Because Swinston is into his sixties now, his halting quality of movement now layers a strong association of questions, hesitation, onto these eccentric moves - it became a metaphor for an older man searching for answers, and I thought very moving. A younger woman joins him in what becomes a sort of pas de deux. They look intently into each other’s faces as they join hands, her leaps are small, light, effortless, with a balletic grace, they are the two faces of time, looking back and looking forward. The group that then joins them appears to swallow her up, leave the man isolated in a spotlight, his hand signalling for rescue, looking for her. I have once again fallen into the trap of reading a narrative into a Cunningham piece, but it’s an impulse I can’t resist, so richly and uninhibitedly did those dancers embed humanity into that wonderful piece.
Antic Meet, the earliest piece from 1958, made a killer of a finale, a madly funny and crisply timed vaudeville, a kind of Have I Got Dance for You satire on modern life and culture. A man with a chair tied to his waist (Theatre of the Absurd), an eagerly yielding woman in a frilly country pinny (Martha Graham), sudden appearances of bunches of flowers or an umbrella with Christmas lights on, chic black-sunglasses-wearing babes in black, a chap lost in an outrageous sweater with far too many sleeves and no opening for the head. His encounter with can-can girls dressed in parachutes (pictured right) is the giddiest comedy of teenage inadequacy you'll ever see.

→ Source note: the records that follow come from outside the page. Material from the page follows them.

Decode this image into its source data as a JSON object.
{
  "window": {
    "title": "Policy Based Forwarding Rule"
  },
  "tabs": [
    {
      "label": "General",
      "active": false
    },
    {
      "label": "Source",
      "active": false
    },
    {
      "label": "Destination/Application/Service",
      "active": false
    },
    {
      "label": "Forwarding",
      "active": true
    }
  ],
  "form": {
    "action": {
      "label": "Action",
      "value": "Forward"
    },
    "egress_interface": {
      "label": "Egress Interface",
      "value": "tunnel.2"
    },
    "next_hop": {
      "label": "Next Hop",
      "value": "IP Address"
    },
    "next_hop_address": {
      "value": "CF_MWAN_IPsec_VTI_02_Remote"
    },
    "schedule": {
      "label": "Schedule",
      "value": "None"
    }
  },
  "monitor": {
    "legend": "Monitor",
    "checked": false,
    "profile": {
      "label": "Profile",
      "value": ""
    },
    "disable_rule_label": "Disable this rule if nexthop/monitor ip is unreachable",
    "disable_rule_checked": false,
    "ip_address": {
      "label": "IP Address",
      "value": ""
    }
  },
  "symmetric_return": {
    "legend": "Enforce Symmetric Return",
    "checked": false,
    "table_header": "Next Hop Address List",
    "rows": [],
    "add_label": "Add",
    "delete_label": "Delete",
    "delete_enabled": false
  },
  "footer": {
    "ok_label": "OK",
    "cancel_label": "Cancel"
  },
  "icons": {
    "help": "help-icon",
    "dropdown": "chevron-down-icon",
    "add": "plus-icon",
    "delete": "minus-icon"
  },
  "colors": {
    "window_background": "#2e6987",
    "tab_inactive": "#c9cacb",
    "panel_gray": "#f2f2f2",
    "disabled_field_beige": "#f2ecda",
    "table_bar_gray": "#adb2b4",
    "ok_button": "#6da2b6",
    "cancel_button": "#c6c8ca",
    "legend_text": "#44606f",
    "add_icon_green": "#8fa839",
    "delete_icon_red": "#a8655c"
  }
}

The pity is that the original props can’t be seen, but Carolyn Brown, in her memoir of a long career with Cunningham, Chance and Circumstance, describes how the infamous sweater was sewn from triangles knitted by many hands in the company. The current sweater looks, sadly, expertly made. Roll on tomorrow night, and the fabulously promising finale - the film of Ocean, Rain Forest (with the silver Warhol pillows) and that masterpiece of the digital video age, BIPED. It’s heartbreaking that these will no longer exist to be danced, seen and pored over in wonder and mystification.

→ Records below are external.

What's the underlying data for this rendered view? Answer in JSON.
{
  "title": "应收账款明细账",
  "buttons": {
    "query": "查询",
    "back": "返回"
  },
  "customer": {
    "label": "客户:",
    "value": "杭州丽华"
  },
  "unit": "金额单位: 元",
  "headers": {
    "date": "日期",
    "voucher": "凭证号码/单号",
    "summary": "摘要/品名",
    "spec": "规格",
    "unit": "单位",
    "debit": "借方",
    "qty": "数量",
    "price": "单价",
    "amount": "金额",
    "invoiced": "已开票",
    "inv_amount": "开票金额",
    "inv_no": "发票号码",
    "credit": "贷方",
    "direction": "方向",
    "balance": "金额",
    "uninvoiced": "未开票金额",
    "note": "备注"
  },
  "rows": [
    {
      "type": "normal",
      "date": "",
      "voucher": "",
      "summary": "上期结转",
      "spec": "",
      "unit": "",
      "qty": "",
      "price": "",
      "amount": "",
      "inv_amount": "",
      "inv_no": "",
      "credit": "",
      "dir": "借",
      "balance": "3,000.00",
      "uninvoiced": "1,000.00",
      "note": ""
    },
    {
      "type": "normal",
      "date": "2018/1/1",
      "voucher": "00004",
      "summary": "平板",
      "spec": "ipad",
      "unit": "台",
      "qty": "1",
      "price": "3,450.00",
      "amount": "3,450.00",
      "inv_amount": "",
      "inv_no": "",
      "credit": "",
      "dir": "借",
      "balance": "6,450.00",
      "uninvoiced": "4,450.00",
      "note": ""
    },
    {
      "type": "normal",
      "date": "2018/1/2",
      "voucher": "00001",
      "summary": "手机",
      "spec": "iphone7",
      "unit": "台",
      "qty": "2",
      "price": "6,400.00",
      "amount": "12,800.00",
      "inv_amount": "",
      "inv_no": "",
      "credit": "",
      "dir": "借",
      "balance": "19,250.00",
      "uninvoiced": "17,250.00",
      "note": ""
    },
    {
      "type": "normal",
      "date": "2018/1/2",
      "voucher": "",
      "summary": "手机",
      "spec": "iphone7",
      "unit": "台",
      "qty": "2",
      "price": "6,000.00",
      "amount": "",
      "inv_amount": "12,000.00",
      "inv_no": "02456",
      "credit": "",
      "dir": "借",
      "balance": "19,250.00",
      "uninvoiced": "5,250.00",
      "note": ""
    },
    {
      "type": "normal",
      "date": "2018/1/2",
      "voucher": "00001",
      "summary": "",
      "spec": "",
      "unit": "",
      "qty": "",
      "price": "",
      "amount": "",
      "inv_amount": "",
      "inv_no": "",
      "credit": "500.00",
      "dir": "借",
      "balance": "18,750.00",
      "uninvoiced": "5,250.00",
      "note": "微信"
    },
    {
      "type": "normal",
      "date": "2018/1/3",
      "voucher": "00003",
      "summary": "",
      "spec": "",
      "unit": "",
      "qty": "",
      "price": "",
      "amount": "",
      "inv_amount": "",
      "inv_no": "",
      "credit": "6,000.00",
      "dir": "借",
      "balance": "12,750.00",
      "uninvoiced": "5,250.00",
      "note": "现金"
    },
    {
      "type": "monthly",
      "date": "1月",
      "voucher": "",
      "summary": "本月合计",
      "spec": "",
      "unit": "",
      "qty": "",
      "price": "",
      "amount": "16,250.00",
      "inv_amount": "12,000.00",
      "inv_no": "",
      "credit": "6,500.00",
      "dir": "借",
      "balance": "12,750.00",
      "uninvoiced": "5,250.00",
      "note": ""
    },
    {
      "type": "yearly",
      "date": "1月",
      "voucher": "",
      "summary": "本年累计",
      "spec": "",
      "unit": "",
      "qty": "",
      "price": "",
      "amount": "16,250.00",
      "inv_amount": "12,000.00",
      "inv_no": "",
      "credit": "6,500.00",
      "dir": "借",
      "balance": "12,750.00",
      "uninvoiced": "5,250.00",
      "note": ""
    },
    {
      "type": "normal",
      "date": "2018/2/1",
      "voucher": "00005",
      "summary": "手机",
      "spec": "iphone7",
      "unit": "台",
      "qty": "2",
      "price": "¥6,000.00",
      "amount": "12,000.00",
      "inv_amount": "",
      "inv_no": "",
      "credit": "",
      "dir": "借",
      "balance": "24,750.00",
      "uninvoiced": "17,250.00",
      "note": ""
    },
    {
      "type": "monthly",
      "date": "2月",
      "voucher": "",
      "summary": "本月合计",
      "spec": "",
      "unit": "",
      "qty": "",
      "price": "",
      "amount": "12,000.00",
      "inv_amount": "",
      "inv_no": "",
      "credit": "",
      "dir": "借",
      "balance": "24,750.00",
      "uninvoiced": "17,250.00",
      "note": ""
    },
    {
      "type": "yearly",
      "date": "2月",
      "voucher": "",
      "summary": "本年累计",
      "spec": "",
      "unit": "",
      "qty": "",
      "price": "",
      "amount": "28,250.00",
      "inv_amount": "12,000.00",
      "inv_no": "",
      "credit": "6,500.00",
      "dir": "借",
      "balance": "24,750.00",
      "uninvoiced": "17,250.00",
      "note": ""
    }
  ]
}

- Merce Cunningham Dance Company performs Roaratorio tonight, and Rain Forest/ BIPED tomorrow evening at the Barbican Theatre. The film of Ocean is screened in the Barbican Cinema at 4pm
- The "Legacy" tour continues to Paramount Theater, Seattle, 27-29 October; Stanford Lively Arts, Stanford, 1 November; Walker Art Center, Minneapolis, 4-6 November; University of Notre Dame, Notre Dame, 10-12 November; University of Illinois, Urbana, 15 November; Dance Center at Columbia College and the Harris Theater, Chicago, 18-19 November; John F. Kennedy Center, Washington, DC 2-3 December; Brooklyn Academy of Music, New York, 7-10 December; Théâtre de la Ville, Paris, 15-23 December; and finally Park Avenue Armory, New York, 29-31 December
- Other Barbican events reviewed on theartsdesk
Below, Cunningham and Carolyn Brown in 1965 perform an excerpt from Variations V
Share this article
Subscribe to theartsdesk.com
Thank you for continuing to read our work on theartsdesk.com. For unlimited access to every article in its entirety, including our archive of more than 10,000 pieces, we're asking for £2.95 per month or £25 per year. We feel it's a very good deal, and hope you do too.
To take an annual subscription now simply click here.
And if you're looking for that extra gift for a friend or family member, why not treat them to a theartsdesk.com gift subscription?